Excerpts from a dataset
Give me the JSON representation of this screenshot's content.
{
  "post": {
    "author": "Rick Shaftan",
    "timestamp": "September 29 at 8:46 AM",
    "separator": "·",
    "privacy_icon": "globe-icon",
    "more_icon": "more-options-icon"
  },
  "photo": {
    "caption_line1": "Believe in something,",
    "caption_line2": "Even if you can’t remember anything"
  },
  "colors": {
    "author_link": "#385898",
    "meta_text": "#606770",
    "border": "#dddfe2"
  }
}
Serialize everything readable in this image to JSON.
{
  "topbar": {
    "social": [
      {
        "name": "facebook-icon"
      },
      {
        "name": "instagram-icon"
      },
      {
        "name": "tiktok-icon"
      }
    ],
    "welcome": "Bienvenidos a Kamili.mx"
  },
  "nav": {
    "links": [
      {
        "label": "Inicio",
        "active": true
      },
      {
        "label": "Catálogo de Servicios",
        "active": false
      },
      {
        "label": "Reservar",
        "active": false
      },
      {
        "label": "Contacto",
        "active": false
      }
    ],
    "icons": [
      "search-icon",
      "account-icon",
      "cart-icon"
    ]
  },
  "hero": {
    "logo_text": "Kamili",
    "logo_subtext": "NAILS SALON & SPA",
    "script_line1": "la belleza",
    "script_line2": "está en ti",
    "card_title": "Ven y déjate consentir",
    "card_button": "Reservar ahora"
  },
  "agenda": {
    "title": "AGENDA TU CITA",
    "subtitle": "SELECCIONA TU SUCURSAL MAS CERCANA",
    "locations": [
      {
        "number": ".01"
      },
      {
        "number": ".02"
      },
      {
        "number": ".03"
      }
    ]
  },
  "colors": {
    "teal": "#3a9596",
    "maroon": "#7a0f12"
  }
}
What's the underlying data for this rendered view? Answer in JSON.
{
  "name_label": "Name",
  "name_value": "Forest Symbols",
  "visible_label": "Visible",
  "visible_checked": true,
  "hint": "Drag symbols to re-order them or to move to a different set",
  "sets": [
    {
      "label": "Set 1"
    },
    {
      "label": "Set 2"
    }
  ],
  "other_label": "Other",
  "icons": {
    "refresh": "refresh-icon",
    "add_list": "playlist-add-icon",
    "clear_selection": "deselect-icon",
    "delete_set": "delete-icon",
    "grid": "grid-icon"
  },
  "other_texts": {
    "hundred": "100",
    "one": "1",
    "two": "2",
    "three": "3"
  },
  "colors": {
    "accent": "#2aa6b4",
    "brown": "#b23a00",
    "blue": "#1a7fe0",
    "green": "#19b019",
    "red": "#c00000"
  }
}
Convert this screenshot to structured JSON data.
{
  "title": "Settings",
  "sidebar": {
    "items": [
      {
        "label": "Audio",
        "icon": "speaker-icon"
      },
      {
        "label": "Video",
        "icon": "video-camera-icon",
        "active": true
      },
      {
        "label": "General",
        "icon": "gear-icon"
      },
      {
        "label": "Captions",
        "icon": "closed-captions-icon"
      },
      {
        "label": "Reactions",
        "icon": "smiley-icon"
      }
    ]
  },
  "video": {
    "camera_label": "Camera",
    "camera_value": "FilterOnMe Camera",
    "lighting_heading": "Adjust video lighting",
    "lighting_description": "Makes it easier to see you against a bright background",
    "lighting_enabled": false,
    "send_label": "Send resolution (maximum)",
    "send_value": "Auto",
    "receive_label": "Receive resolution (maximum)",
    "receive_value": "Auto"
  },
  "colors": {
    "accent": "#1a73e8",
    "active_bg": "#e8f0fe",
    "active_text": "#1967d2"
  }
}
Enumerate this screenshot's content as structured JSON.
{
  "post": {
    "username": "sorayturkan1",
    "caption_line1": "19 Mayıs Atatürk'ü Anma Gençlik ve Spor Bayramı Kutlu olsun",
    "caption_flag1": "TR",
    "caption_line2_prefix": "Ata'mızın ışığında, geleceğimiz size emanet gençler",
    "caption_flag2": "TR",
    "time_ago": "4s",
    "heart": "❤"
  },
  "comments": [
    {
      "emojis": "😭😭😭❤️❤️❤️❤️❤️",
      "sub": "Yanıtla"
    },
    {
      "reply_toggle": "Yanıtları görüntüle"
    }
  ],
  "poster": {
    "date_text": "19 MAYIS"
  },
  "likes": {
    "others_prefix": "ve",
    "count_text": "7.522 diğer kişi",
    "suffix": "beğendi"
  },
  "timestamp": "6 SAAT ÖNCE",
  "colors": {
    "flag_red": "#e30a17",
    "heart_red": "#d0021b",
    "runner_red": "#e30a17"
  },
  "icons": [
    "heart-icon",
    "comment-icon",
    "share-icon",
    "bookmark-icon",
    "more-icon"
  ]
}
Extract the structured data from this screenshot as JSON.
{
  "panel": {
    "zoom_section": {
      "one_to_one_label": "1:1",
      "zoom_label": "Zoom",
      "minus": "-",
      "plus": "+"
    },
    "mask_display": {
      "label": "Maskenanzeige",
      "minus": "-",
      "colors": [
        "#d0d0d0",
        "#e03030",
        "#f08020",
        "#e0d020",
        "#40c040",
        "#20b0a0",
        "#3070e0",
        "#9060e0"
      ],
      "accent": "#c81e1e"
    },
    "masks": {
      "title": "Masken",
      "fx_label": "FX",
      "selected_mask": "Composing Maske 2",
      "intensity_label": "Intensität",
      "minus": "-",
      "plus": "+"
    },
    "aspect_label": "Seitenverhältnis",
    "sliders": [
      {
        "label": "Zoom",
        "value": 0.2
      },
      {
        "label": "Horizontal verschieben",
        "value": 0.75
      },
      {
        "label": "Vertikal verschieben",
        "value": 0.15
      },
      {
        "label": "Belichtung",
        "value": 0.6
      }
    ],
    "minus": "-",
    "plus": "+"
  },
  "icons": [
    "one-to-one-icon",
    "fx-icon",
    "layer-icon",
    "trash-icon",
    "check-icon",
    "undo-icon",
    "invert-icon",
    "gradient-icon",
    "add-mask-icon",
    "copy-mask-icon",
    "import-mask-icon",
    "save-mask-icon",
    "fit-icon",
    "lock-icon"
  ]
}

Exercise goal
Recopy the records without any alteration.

Exercise solution
Give me the JSON representation of this screenshot's content.
{
  "post": {
    "author": "Rick Shaftan",
    "timestamp": "September 29 at 8:46 AM",
    "separator": "·",
    "privacy_icon": "globe-icon",
    "more_icon": "more-options-icon"
  },
  "photo": {
    "caption_line1": "Believe in something,",
    "caption_line2": "Even if you can’t remember anything"
  },
  "colors": {
    "author_link": "#385898",
    "meta_text": "#606770",
    "border": "#dddfe2"
  }
}
Serialize everything readable in this image to JSON.
{
  "topbar": {
    "social": [
      {
        "name": "facebook-icon"
      },
      {
        "name": "instagram-icon"
      },
      {
        "name": "tiktok-icon"
      }
    ],
    "welcome": "Bienvenidos a Kamili.mx"
  },
  "nav": {
    "links": [
      {
        "label": "Inicio",
        "active": true
      },
      {
        "label": "Catálogo de Servicios",
        "active": false
      },
      {
        "label": "Reservar",
        "active": false
      },
      {
        "label": "Contacto",
        "active": false
      }
    ],
    "icons": [
      "search-icon",
      "account-icon",
      "cart-icon"
    ]
  },
  "hero": {
    "logo_text": "Kamili",
    "logo_subtext": "NAILS SALON & SPA",
    "script_line1": "la belleza",
    "script_line2": "está en ti",
    "card_title": "Ven y déjate consentir",
    "card_button": "Reservar ahora"
  },
  "agenda": {
    "title": "AGENDA TU CITA",
    "subtitle": "SELECCIONA TU SUCURSAL MAS CERCANA",
    "locations": [
      {
        "number": ".01"
      },
      {
        "number": ".02"
      },
      {
        "number": ".03"
      }
    ]
  },
  "colors": {
    "teal": "#3a9596",
    "maroon": "#7a0f12"
  }
}
What's the underlying data for this rendered view? Answer in JSON.
{
  "name_label": "Name",
  "name_value": "Forest Symbols",
  "visible_label": "Visible",
  "visible_checked": true,
  "hint": "Drag symbols to re-order them or to move to a different set",
  "sets": [
    {
      "label": "Set 1"
    },
    {
      "label": "Set 2"
    }
  ],
  "other_label": "Other",
  "icons": {
    "refresh": "refresh-icon",
    "add_list": "playlist-add-icon",
    "clear_selection": "deselect-icon",
    "delete_set": "delete-icon",
    "grid": "grid-icon"
  },
  "other_texts": {
    "hundred": "100",
    "one": "1",
    "two": "2",
    "three": "3"
  },
  "colors": {
    "accent": "#2aa6b4",
    "brown": "#b23a00",
    "blue": "#1a7fe0",
    "green": "#19b019",
    "red": "#c00000"
  }
}
Convert this screenshot to structured JSON data.
{
  "title": "Settings",
  "sidebar": {
    "items": [
      {
        "label": "Audio",
        "icon": "speaker-icon"
      },
      {
        "label": "Video",
        "icon": "video-camera-icon",
        "active": true
      },
      {
        "label": "General",
        "icon": "gear-icon"
      },
      {
        "label": "Captions",
        "icon": "closed-captions-icon"
      },
      {
        "label": "Reactions",
        "icon": "smiley-icon"
      }
    ]
  },
  "video": {
    "camera_label": "Camera",
    "camera_value": "FilterOnMe Camera",
    "lighting_heading": "Adjust video lighting",
    "lighting_description": "Makes it easier to see you against a bright background",
    "lighting_enabled": false,
    "send_label": "Send resolution (maximum)",
    "send_value": "Auto",
    "receive_label": "Receive resolution (maximum)",
    "receive_value": "Auto"
  },
  "colors": {
    "accent": "#1a73e8",
    "active_bg": "#e8f0fe",
    "active_text": "#1967d2"
  }
}
Enumerate this screenshot's content as structured JSON.
{
  "post": {
    "username": "sorayturkan1",
    "caption_line1": "19 Mayıs Atatürk'ü Anma Gençlik ve Spor Bayramı Kutlu olsun",
    "caption_flag1": "TR",
    "caption_line2_prefix": "Ata'mızın ışığında, geleceğimiz size emanet gençler",
    "caption_flag2": "TR",
    "time_ago": "4s",
    "heart": "❤"
  },
  "comments": [
    {
      "emojis": "😭😭😭❤️❤️❤️❤️❤️",
      "sub": "Yanıtla"
    },
    {
      "reply_toggle": "Yanıtları görüntüle"
    }
  ],
  "poster": {
    "date_text": "19 MAYIS"
  },
  "likes": {
    "others_prefix": "ve",
    "count_text": "7.522 diğer kişi",
    "suffix": "beğendi"
  },
  "timestamp": "6 SAAT ÖNCE",
  "colors": {
    "flag_red": "#e30a17",
    "heart_red": "#d0021b",
    "runner_red": "#e30a17"
  },
  "icons": [
    "heart-icon",
    "comment-icon",
    "share-icon",
    "bookmark-icon",
    "more-icon"
  ]
}
Extract the structured data from this screenshot as JSON.
{
  "panel": {
    "zoom_section": {
      "one_to_one_label": "1:1",
      "zoom_label": "Zoom",
      "minus": "-",
      "plus": "+"
    },
    "mask_display": {
      "label": "Maskenanzeige",
      "minus": "-",
      "colors": [
        "#d0d0d0",
        "#e03030",
        "#f08020",
        "#e0d020",
        "#40c040",
        "#20b0a0",
        "#3070e0",
        "#9060e0"
      ],
      "accent": "#c81e1e"
    },
    "masks": {
      "title": "Masken",
      "fx_label": "FX",
      "selected_mask": "Composing Maske 2",
      "intensity_label": "Intensität",
      "minus": "-",
      "plus": "+"
    },
    "aspect_label": "Seitenverhältnis",
    "sliders": [
      {
        "label": "Zoom",
        "value": 0.2
      },
      {
        "label": "Horizontal verschieben",
        "value": 0.75
      },
      {
        "label": "Vertikal verschieben",
        "value": 0.15
      },
      {
        "label": "Belichtung",
        "value": 0.6
      }
    ],
    "minus": "-",
    "plus": "+"
  },
  "icons": [
    "one-to-one-icon",
    "fx-icon",
    "layer-icon",
    "trash-icon",
    "check-icon",
    "undo-icon",
    "invert-icon",
    "gradient-icon",
    "add-mask-icon",
    "copy-mask-icon",
    "import-mask-icon",
    "save-mask-icon",
    "fit-icon",
    "lock-icon"
  ]
}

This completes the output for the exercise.